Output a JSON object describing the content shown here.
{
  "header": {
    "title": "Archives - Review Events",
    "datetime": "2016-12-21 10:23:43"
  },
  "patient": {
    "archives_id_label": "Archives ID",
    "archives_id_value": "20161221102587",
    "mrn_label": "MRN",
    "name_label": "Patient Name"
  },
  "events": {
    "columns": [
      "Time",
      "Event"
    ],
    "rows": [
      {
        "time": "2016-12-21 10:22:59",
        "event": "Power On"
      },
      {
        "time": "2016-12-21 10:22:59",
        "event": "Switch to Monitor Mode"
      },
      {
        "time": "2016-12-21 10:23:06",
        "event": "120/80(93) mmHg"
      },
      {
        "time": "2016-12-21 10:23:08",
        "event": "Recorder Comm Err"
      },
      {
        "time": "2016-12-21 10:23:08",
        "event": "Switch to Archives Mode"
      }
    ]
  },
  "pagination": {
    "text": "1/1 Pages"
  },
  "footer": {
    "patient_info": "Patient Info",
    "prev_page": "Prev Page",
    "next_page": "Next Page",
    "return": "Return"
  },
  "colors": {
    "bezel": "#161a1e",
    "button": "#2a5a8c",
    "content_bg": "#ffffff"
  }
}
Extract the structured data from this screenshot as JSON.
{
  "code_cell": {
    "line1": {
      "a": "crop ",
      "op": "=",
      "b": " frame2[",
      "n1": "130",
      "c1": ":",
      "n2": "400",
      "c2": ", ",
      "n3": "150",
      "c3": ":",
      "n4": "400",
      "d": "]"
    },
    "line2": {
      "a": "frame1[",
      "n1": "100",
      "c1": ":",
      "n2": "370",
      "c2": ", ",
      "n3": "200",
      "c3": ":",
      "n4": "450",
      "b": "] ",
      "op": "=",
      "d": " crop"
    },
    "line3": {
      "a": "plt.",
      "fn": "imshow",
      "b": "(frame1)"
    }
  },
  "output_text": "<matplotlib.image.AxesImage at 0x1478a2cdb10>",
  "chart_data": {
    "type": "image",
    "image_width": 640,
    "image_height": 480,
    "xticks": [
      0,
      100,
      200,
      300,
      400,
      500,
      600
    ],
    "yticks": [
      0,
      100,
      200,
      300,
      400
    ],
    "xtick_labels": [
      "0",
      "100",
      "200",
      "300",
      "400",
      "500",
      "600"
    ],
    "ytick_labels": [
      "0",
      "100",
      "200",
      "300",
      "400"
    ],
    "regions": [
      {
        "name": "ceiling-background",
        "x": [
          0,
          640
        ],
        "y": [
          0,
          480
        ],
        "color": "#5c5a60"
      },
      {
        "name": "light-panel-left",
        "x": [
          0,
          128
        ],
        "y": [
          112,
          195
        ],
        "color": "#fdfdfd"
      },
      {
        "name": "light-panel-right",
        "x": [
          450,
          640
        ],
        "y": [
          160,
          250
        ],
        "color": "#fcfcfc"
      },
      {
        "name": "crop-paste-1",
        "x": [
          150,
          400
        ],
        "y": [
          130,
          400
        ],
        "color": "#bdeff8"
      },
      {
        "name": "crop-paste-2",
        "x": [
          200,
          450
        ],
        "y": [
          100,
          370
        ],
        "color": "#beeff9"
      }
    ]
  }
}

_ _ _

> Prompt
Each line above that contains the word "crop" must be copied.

> Written reply
      "a": "crop ",
      "d": " crop"
        "name": "crop-paste-1",
        "name": "crop-paste-2",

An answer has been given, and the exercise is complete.